* Description of the task
Determine how many lines in the listing contain the string "parameters"; respond with the number alone.

* Material provided
Segment Open

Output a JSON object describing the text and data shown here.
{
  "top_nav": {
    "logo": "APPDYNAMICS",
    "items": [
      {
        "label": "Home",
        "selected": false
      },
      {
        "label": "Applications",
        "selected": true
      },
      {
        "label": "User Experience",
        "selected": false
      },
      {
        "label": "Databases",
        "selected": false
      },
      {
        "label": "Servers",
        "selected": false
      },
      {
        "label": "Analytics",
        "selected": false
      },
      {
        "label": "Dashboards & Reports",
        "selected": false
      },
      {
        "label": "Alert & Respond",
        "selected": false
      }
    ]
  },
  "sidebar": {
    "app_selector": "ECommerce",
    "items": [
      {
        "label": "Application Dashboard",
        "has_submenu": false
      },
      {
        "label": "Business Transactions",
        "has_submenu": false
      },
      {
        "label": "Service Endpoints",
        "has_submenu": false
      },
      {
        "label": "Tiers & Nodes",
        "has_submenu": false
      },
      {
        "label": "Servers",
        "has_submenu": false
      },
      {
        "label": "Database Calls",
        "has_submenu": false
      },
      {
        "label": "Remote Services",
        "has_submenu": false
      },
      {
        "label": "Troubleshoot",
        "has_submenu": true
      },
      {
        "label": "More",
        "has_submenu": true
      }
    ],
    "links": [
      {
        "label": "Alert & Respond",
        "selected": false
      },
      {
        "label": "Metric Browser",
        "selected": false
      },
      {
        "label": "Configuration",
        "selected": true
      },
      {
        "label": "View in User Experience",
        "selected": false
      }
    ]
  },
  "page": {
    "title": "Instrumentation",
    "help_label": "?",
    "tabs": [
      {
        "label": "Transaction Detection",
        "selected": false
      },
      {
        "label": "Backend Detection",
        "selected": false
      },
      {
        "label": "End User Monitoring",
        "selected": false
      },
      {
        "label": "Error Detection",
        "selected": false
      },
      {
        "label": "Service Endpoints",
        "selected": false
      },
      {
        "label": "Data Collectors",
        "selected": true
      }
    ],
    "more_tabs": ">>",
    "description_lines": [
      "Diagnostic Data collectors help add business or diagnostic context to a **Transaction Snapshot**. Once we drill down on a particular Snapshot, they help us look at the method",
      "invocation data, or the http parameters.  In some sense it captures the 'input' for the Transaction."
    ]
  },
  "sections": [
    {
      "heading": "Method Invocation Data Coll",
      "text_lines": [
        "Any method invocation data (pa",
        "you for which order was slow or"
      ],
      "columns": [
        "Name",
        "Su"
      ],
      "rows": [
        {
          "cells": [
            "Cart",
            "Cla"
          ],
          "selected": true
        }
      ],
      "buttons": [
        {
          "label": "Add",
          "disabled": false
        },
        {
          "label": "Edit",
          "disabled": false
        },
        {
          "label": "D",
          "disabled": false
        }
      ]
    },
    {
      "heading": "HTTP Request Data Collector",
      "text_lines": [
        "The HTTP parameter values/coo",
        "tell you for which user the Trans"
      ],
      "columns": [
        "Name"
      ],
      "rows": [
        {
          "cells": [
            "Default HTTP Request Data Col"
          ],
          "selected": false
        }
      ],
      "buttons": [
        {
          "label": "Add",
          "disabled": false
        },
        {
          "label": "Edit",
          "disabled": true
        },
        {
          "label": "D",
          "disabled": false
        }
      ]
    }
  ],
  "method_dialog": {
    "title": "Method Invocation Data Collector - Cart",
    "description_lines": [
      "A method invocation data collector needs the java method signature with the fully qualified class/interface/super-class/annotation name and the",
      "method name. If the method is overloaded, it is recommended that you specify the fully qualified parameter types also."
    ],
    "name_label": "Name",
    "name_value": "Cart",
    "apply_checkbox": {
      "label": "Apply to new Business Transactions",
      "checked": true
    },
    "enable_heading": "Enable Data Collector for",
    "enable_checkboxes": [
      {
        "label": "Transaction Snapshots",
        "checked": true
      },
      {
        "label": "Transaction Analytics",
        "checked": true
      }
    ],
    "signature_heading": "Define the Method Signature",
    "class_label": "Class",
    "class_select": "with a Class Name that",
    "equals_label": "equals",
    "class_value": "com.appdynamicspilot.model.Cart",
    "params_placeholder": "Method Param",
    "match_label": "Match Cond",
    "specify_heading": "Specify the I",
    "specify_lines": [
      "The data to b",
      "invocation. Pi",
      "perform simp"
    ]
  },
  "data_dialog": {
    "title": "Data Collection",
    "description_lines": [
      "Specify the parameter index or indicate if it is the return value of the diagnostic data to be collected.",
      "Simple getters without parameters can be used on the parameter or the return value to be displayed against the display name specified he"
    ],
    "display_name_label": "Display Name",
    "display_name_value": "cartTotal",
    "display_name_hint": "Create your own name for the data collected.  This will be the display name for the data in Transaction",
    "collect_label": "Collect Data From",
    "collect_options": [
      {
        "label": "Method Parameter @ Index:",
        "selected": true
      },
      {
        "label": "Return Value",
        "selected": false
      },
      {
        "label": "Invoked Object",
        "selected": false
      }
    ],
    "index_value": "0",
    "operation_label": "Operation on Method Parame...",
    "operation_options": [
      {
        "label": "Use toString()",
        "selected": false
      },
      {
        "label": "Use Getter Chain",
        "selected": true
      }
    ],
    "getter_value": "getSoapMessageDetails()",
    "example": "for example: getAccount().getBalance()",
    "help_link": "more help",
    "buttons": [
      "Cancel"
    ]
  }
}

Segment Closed

* Exercise response
2